#### Data extract
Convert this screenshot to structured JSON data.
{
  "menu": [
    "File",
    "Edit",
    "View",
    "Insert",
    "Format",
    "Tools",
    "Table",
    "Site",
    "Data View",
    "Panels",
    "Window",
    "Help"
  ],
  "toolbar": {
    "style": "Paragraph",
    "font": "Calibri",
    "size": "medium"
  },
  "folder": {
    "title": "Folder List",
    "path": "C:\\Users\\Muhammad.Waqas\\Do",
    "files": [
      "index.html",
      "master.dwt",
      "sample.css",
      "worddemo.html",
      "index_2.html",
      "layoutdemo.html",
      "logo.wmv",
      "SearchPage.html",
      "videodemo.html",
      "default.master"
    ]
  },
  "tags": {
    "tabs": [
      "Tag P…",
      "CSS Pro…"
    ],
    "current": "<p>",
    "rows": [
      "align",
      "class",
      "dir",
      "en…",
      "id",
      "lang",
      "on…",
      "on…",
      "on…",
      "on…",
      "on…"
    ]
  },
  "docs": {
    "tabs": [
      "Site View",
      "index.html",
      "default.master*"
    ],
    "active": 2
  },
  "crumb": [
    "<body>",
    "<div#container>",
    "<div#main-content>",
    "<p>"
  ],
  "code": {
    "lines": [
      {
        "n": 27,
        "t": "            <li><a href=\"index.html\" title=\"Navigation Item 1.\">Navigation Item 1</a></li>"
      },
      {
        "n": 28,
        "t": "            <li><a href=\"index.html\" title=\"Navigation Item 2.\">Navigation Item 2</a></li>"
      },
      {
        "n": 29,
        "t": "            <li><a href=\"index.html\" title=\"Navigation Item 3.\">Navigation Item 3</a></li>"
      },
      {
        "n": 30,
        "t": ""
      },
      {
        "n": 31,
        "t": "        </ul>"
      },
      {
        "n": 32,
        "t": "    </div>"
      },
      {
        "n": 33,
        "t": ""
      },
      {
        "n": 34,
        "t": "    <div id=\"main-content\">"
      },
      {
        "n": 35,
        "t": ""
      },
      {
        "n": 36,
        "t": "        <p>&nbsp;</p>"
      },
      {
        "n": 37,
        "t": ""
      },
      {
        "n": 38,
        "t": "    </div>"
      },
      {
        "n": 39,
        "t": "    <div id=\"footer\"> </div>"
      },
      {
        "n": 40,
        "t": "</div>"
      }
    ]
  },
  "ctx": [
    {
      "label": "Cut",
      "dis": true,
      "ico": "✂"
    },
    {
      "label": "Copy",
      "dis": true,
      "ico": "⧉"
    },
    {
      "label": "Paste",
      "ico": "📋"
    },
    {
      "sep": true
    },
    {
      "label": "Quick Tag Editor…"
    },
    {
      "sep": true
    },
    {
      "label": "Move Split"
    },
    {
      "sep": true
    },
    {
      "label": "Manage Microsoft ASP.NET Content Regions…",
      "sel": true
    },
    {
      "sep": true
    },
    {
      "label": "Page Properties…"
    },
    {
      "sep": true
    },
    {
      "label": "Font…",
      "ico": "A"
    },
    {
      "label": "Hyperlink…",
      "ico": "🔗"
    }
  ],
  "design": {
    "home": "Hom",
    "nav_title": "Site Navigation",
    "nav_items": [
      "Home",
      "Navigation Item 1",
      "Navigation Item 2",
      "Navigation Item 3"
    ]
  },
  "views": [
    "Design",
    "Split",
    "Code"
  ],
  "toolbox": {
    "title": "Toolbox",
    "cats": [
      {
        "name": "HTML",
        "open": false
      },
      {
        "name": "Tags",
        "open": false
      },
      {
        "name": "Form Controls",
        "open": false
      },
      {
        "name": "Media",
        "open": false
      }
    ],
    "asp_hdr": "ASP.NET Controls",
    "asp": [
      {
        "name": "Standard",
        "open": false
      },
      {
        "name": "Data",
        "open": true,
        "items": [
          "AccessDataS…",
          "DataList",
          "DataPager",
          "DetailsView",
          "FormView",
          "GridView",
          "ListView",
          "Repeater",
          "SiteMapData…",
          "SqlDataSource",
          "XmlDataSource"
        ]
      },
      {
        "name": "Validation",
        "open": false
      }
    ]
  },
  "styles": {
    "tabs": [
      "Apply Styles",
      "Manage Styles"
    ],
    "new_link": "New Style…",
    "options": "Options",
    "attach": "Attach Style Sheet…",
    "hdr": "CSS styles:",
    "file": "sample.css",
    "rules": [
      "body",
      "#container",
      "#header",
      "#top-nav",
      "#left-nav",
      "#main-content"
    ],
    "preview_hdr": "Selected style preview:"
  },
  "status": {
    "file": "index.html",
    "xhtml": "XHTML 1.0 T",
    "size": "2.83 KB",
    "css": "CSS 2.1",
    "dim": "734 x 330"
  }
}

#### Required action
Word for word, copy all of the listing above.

#### Result for this exercise
Convert this screenshot to structured JSON data.
{
  "menu": [
    "File",
    "Edit",
    "View",
    "Insert",
    "Format",
    "Tools",
    "Table",
    "Site",
    "Data View",
    "Panels",
    "Window",
    "Help"
  ],
  "toolbar": {
    "style": "Paragraph",
    "font": "Calibri",
    "size": "medium"
  },
  "folder": {
    "title": "Folder List",
    "path": "C:\\Users\\Muhammad.Waqas\\Do",
    "files": [
      "index.html",
      "master.dwt",
      "sample.css",
      "worddemo.html",
      "index_2.html",
      "layoutdemo.html",
      "logo.wmv",
      "SearchPage.html",
      "videodemo.html",
      "default.master"
    ]
  },
  "tags": {
    "tabs": [
      "Tag P…",
      "CSS Pro…"
    ],
    "current": "<p>",
    "rows": [
      "align",
      "class",
      "dir",
      "en…",
      "id",
      "lang",
      "on…",
      "on…",
      "on…",
      "on…",
      "on…"
    ]
  },
  "docs": {
    "tabs": [
      "Site View",
      "index.html",
      "default.master*"
    ],
    "active": 2
  },
  "crumb": [
    "<body>",
    "<div#container>",
    "<div#main-content>",
    "<p>"
  ],
  "code": {
    "lines": [
      {
        "n": 27,
        "t": "            <li><a href=\"index.html\" title=\"Navigation Item 1.\">Navigation Item 1</a></li>"
      },
      {
        "n": 28,
        "t": "            <li><a href=\"index.html\" title=\"Navigation Item 2.\">Navigation Item 2</a></li>"
      },
      {
        "n": 29,
        "t": "            <li><a href=\"index.html\" title=\"Navigation Item 3.\">Navigation Item 3</a></li>"
      },
      {
        "n": 30,
        "t": ""
      },
      {
        "n": 31,
        "t": "        </ul>"
      },
      {
        "n": 32,
        "t": "    </div>"
      },
      {
        "n": 33,
        "t": ""
      },
      {
        "n": 34,
        "t": "    <div id=\"main-content\">"
      },
      {
        "n": 35,
        "t": ""
      },
      {
        "n": 36,
        "t": "        <p>&nbsp;</p>"
      },
      {
        "n": 37,
        "t": ""
      },
      {
        "n": 38,
        "t": "    </div>"
      },
      {
        "n": 39,
        "t": "    <div id=\"footer\"> </div>"
      },
      {
        "n": 40,
        "t": "</div>"
      }
    ]
  },
  "ctx": [
    {
      "label": "Cut",
      "dis": true,
      "ico": "✂"
    },
    {
      "label": "Copy",
      "dis": true,
      "ico": "⧉"
    },
    {
      "label": "Paste",
      "ico": "📋"
    },
    {
      "sep": true
    },
    {
      "label": "Quick Tag Editor…"
    },
    {
      "sep": true
    },
    {
      "label": "Move Split"
    },
    {
      "sep": true
    },
    {
      "label": "Manage Microsoft ASP.NET Content Regions…",
      "sel": true
    },
    {
      "sep": true
    },
    {
      "label": "Page Properties…"
    },
    {
      "sep": true
    },
    {
      "label": "Font…",
      "ico": "A"
    },
    {
      "label": "Hyperlink…",
      "ico": "🔗"
    }
  ],
  "design": {
    "home": "Hom",
    "nav_title": "Site Navigation",
    "nav_items": [
      "Home",
      "Navigation Item 1",
      "Navigation Item 2",
      "Navigation Item 3"
    ]
  },
  "views": [
    "Design",
    "Split",
    "Code"
  ],
  "toolbox": {
    "title": "Toolbox",
    "cats": [
      {
        "name": "HTML",
        "open": false
      },
      {
        "name": "Tags",
        "open": false
      },
      {
        "name": "Form Controls",
        "open": false
      },
      {
        "name": "Media",
        "open": false
      }
    ],
    "asp_hdr": "ASP.NET Controls",
    "asp": [
      {
        "name": "Standard",
        "open": false
      },
      {
        "name": "Data",
        "open": true,
        "items": [
          "AccessDataS…",
          "DataList",
          "DataPager",
          "DetailsView",
          "FormView",
          "GridView",
          "ListView",
          "Repeater",
          "SiteMapData…",
          "SqlDataSource",
          "XmlDataSource"
        ]
      },
      {
        "name": "Validation",
        "open": false
      }
    ]
  },
  "styles": {
    "tabs": [
      "Apply Styles",
      "Manage Styles"
    ],
    "new_link": "New Style…",
    "options": "Options",
    "attach": "Attach Style Sheet…",
    "hdr": "CSS styles:",
    "file": "sample.css",
    "rules": [
      "body",
      "#container",
      "#header",
      "#top-nav",
      "#left-nav",
      "#main-content"
    ],
    "preview_hdr": "Selected style preview:"
  },
  "status": {
    "file": "index.html",
    "xhtml": "XHTML 1.0 T",
    "size": "2.83 KB",
    "css": "CSS 2.1",
    "dim": "734 x 330"
  }
}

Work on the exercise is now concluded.